Once his influences are in tow, Marcus will proceed in finding the right podcast set up – “an extended listening session” – or any audio that will run for over an hour, a move introduced so that he can remain concentrated without interruption. After which he’ll move onto organising his materials and start the painting process. “Generally, I already have an idea of what it is that I plan on painting from the previous evening,” he tells It’s Nice That, while the rest remains as a highly intuitive, creative and colourful output.
Marcus’ process ends with a saturated portrait of life in America, whereby Black experience, culture, history and humanity are rooted at the centre. Throughout his portfolio, his subjects remain in spaces that seem familiar – be it a home, a pool or in the park – offering a sense of mundanity to his paintings, a juxtaposing trait that contrasts with his unrealistic, exaggerated colour palettes. That Final Journey (2020) is one of his most recent, a piece inspired by the found shipwreck of the last transatlantic slave ship that travelling from present day Benin Alabama. “Aboard that ship,” says Marcus, “was Matilda McCrear who is believed to be the last known survivor of the slave trade (1857-1940).” The piece is particularly powerful, where the bold, colourful background sets the tone for the subject matter placed among it.

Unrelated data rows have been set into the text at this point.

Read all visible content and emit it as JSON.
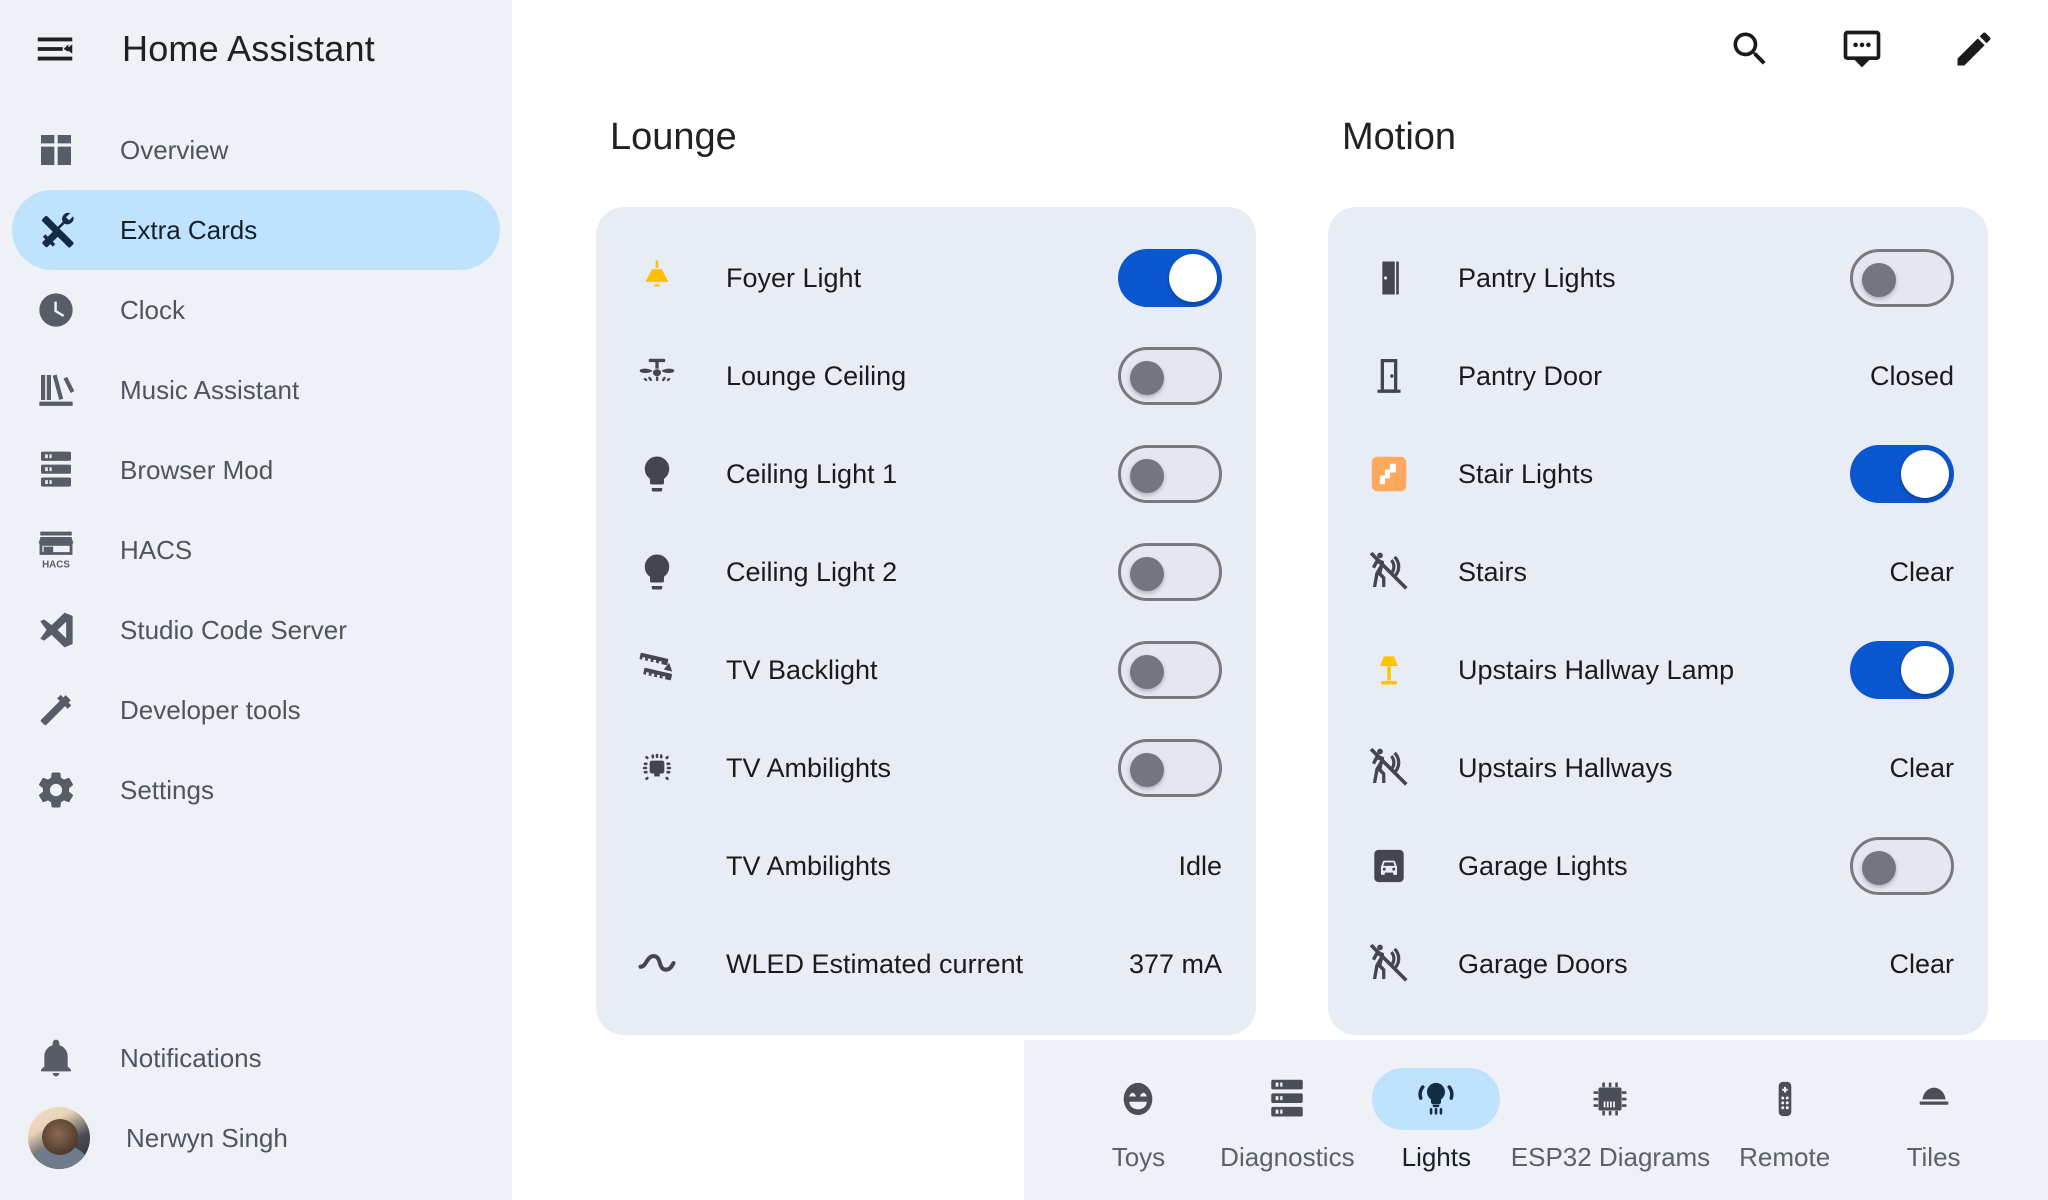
{
  "sidebar": {
    "title": "Home Assistant",
    "menu_icon": "menu-collapse-icon",
    "items": [
      {
        "label": "Overview",
        "icon": "view-dashboard-icon",
        "active": false
      },
      {
        "label": "Extra Cards",
        "icon": "tools-icon",
        "active": true
      },
      {
        "label": "Clock",
        "icon": "clock-icon",
        "active": false
      },
      {
        "label": "Music Assistant",
        "icon": "bookshelf-icon",
        "active": false
      },
      {
        "label": "Browser Mod",
        "icon": "server-icon",
        "active": false
      },
      {
        "label": "HACS",
        "icon": "hacs-storefront-icon",
        "active": false
      },
      {
        "label": "Studio Code Server",
        "icon": "vscode-icon",
        "active": false
      },
      {
        "label": "Developer tools",
        "icon": "hammer-icon",
        "active": false
      },
      {
        "label": "Settings",
        "icon": "cog-icon",
        "active": false
      },
      {
        "label": "Notifications",
        "icon": "bell-icon",
        "active": false
      }
    ],
    "user": {
      "name": "Nerwyn Singh",
      "avatar": "user-avatar"
    }
  },
  "topbar": {
    "buttons": [
      {
        "name": "search-icon",
        "label": "Search"
      },
      {
        "name": "assist-chat-icon",
        "label": "Assist"
      },
      {
        "name": "edit-pencil-icon",
        "label": "Edit dashboard"
      }
    ]
  },
  "columns": [
    {
      "title": "Lounge",
      "rows": [
        {
          "label": "Foyer Light",
          "icon": "ceiling-light-icon",
          "icon_color": "#ffbe00",
          "control": "toggle",
          "state": "on"
        },
        {
          "label": "Lounge Ceiling",
          "icon": "ceiling-fan-light-icon",
          "icon_color": "#44464f",
          "control": "toggle",
          "state": "off"
        },
        {
          "label": "Ceiling Light 1",
          "icon": "lightbulb-icon",
          "icon_color": "#44464f",
          "control": "toggle",
          "state": "off"
        },
        {
          "label": "Ceiling Light 2",
          "icon": "lightbulb-icon",
          "icon_color": "#44464f",
          "control": "toggle",
          "state": "off"
        },
        {
          "label": "TV Backlight",
          "icon": "led-strip-icon",
          "icon_color": "#44464f",
          "control": "toggle",
          "state": "off"
        },
        {
          "label": "TV Ambilights",
          "icon": "ambilight-icon",
          "icon_color": "#44464f",
          "control": "toggle",
          "state": "off"
        },
        {
          "label": "TV Ambilights",
          "icon": "",
          "icon_color": "",
          "control": "text",
          "value": "Idle"
        },
        {
          "label": "WLED Estimated current",
          "icon": "current-ac-icon",
          "icon_color": "#44464f",
          "control": "text",
          "value": "377 mA"
        }
      ]
    },
    {
      "title": "Motion",
      "rows": [
        {
          "label": "Pantry Lights",
          "icon": "door-open-icon",
          "icon_color": "#44464f",
          "control": "toggle",
          "state": "off"
        },
        {
          "label": "Pantry Door",
          "icon": "door-closed-icon",
          "icon_color": "#44464f",
          "control": "text",
          "value": "Closed"
        },
        {
          "label": "Stair Lights",
          "icon": "stairs-icon",
          "icon_color": "#ffa95f",
          "control": "toggle",
          "state": "on"
        },
        {
          "label": "Stairs",
          "icon": "motion-sensor-off-icon",
          "icon_color": "#44464f",
          "control": "text",
          "value": "Clear"
        },
        {
          "label": "Upstairs Hallway Lamp",
          "icon": "floor-lamp-icon",
          "icon_color": "#ffc400",
          "control": "toggle",
          "state": "on"
        },
        {
          "label": "Upstairs Hallways",
          "icon": "motion-sensor-off-icon",
          "icon_color": "#44464f",
          "control": "text",
          "value": "Clear"
        },
        {
          "label": "Garage Lights",
          "icon": "garage-car-icon",
          "icon_color": "#44464f",
          "control": "toggle",
          "state": "off"
        },
        {
          "label": "Garage Doors",
          "icon": "motion-sensor-off-icon",
          "icon_color": "#44464f",
          "control": "text",
          "value": "Clear"
        }
      ]
    }
  ],
  "bottom_nav": [
    {
      "label": "Toys",
      "icon": "emoticon-icon",
      "active": false
    },
    {
      "label": "Diagnostics",
      "icon": "server-icon",
      "active": false
    },
    {
      "label": "Lights",
      "icon": "lightbulb-group-icon",
      "active": true
    },
    {
      "label": "ESP32 Diagrams",
      "icon": "chip-icon",
      "active": false
    },
    {
      "label": "Remote",
      "icon": "remote-icon",
      "active": false
    },
    {
      "label": "Tiles",
      "icon": "dome-light-icon",
      "active": false
    }
  ],
  "colors": {
    "accent_blue": "#0b57d0",
    "active_pill": "#bfe2fd",
    "card_bg": "#e8ecf5",
    "sidebar_bg": "#eef1f6",
    "icon_gray": "#44464f",
    "amber": "#ffbe00"
  }
}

Tomorrow’s Tomorrow (2020) is another favourite of his, which sees a painting of an anonymous woman shopping in a market. Within, the woman’s shirt reads “Tomorrow’s tomorrow” which Marcus says is a reference to Joyce A. Ladner’s book of a similar name, “in which she investigates life for the average girl in the urban Black community.” Like others, the piece has a remarkably hued background symbolic of a sunset, giving space to his subject and their narrative; a compelling blend of the everyday fuelled by parts of history.
Above all, Marcus hopes that his work and the stories involved will draw people in and inspire them to learn something. He composes his paintings in two parts, the first being that of figurative scenes with “fluorescent and bright colours” while the rest is formed of layers referencing Black history. Powerful, evocative and immensely moving, there’s no doubt that his audience will emotionally respond to his work – a purposeful move that gives space to the education of Black history.

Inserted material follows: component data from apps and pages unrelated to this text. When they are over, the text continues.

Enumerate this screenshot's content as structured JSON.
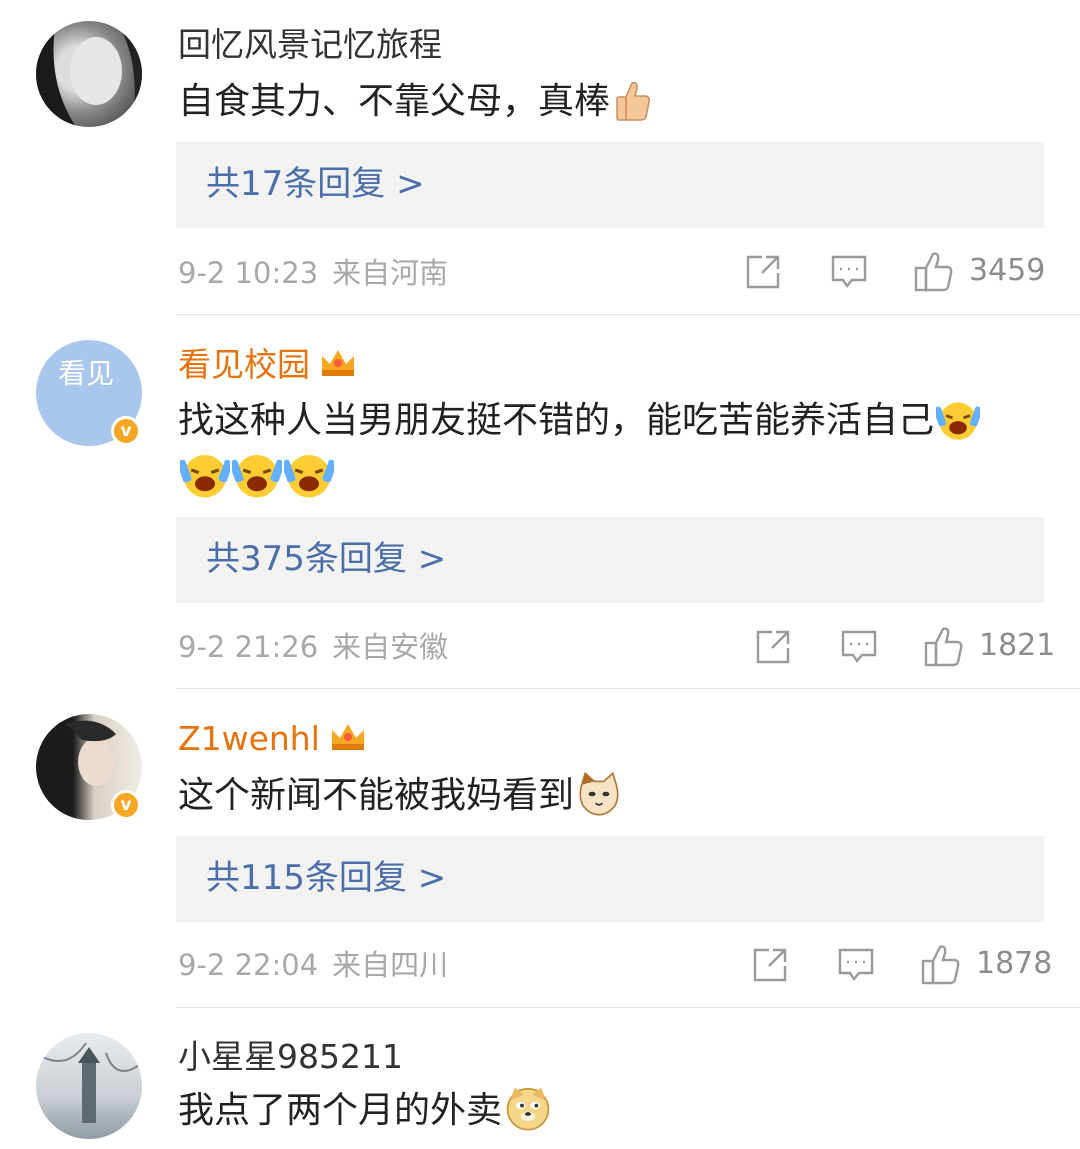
{
  "comments": [
    {
      "username": "回忆风景记忆旅程",
      "text": "自食其力、不靠父母，真棒",
      "emoji": "thumbs-up",
      "replies": "共17条回复 >",
      "time": "9-2 10:23",
      "location": "来自河南",
      "likes": "3459",
      "vip": false,
      "verified": false
    },
    {
      "username": "看见校园",
      "avatar_text": "看见",
      "text": "找这种人当男朋友挺不错的，能吃苦能养活自己",
      "emoji": "laugh-cry",
      "replies": "共375条回复 >",
      "time": "9-2 21:26",
      "location": "来自安徽",
      "likes": "1821",
      "vip": true,
      "verified": true
    },
    {
      "username": "Z1wenhl",
      "text": "这个新闻不能被我妈看到",
      "emoji": "cat-face",
      "replies": "共115条回复 >",
      "time": "9-2 22:04",
      "location": "来自四川",
      "likes": "1878",
      "vip": true,
      "verified": true
    },
    {
      "username": "小星星985211",
      "text": "我点了两个月的外卖",
      "emoji": "doge",
      "vip": false,
      "verified": false
    }
  ],
  "colors": {
    "vip_name": "#e8730c",
    "reply_link": "#4a6ea8",
    "meta": "#a8a8a8",
    "reply_bg": "#f2f2f2",
    "verified_badge": "#f5a623"
  }
}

Marcus Brutus: ‘Black Athlete Bouillabaisse’. Acrylic on canvas, 48x60 in. (Copyright © Marcus Brutus, 2020)
About the Author
Ayla was an editorial assistant back in June 2017 and has continued to work with us on a freelance basis. She has spent the last seven years as a journalist, and covers a range of topics including photography, art and graphic design. Feel free to contact Ayla with any stories or new creative projects.